Task item:
Each line below must be written out exactly as shown.

[Dataset records]

_ _ _ _ _ _ _

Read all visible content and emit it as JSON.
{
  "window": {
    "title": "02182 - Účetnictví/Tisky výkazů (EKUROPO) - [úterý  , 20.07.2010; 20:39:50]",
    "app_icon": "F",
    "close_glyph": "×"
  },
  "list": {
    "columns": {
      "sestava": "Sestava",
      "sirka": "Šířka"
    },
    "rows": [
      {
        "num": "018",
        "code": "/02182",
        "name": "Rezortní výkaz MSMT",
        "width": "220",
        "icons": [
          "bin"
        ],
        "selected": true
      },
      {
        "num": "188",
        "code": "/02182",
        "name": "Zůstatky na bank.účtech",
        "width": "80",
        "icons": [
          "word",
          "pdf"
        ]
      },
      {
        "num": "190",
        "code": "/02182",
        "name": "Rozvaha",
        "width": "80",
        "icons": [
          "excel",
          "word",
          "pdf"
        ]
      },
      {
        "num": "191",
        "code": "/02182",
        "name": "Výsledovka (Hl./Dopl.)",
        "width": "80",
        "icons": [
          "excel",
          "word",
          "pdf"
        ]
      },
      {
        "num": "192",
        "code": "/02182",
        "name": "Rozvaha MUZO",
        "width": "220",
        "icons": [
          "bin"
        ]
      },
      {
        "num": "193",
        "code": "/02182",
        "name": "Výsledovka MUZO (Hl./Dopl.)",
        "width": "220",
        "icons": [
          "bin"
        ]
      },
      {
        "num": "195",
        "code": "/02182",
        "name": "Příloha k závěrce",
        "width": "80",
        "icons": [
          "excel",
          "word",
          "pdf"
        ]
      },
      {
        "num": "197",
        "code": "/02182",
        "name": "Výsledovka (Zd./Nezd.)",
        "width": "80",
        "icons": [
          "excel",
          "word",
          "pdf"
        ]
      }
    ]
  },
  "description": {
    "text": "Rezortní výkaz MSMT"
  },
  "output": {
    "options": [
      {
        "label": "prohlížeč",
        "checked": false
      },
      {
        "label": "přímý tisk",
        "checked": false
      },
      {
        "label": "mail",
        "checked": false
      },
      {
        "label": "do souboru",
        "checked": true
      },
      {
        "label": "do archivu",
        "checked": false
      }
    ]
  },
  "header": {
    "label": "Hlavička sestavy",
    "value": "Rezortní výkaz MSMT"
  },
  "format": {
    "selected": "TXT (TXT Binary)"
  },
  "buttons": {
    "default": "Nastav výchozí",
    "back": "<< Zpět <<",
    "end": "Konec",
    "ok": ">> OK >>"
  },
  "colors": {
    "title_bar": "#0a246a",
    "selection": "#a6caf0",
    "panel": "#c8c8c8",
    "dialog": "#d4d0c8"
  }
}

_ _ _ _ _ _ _

Written reply:
Read all visible content and emit it as JSON.
{
  "window": {
    "title": "02182 - Účetnictví/Tisky výkazů (EKUROPO) - [úterý  , 20.07.2010; 20:39:50]",
    "app_icon": "F",
    "close_glyph": "×"
  },
  "list": {
    "columns": {
      "sestava": "Sestava",
      "sirka": "Šířka"
    },
    "rows": [
      {
        "num": "018",
        "code": "/02182",
        "name": "Rezortní výkaz MSMT",
        "width": "220",
        "icons": [
          "bin"
        ],
        "selected": true
      },
      {
        "num": "188",
        "code": "/02182",
        "name": "Zůstatky na bank.účtech",
        "width": "80",
        "icons": [
          "word",
          "pdf"
        ]
      },
      {
        "num": "190",
        "code": "/02182",
        "name": "Rozvaha",
        "width": "80",
        "icons": [
          "excel",
          "word",
          "pdf"
        ]
      },
      {
        "num": "191",
        "code": "/02182",
        "name": "Výsledovka (Hl./Dopl.)",
        "width": "80",
        "icons": [
          "excel",
          "word",
          "pdf"
        ]
      },
      {
        "num": "192",
        "code": "/02182",
        "name": "Rozvaha MUZO",
        "width": "220",
        "icons": [
          "bin"
        ]
      },
      {
        "num": "193",
        "code": "/02182",
        "name": "Výsledovka MUZO (Hl./Dopl.)",
        "width": "220",
        "icons": [
          "bin"
        ]
      },
      {
        "num": "195",
        "code": "/02182",
        "name": "Příloha k závěrce",
        "width": "80",
        "icons": [
          "excel",
          "word",
          "pdf"
        ]
      },
      {
        "num": "197",
        "code": "/02182",
        "name": "Výsledovka (Zd./Nezd.)",
        "width": "80",
        "icons": [
          "excel",
          "word",
          "pdf"
        ]
      }
    ]
  },
  "description": {
    "text": "Rezortní výkaz MSMT"
  },
  "output": {
    "options": [
      {
        "label": "prohlížeč",
        "checked": false
      },
      {
        "label": "přímý tisk",
        "checked": false
      },
      {
        "label": "mail",
        "checked": false
      },
      {
        "label": "do souboru",
        "checked": true
      },
      {
        "label": "do archivu",
        "checked": false
      }
    ]
  },
  "header": {
    "label": "Hlavička sestavy",
    "value": "Rezortní výkaz MSMT"
  },
  "format": {
    "selected": "TXT (TXT Binary)"
  },
  "buttons": {
    "default": "Nastav výchozí",
    "back": "<< Zpět <<",
    "end": "Konec",
    "ok": ">> OK >>"
  },
  "colors": {
    "title_bar": "#0a246a",
    "selection": "#a6caf0",
    "panel": "#c8c8c8",
    "dialog": "#d4d0c8"
  }
}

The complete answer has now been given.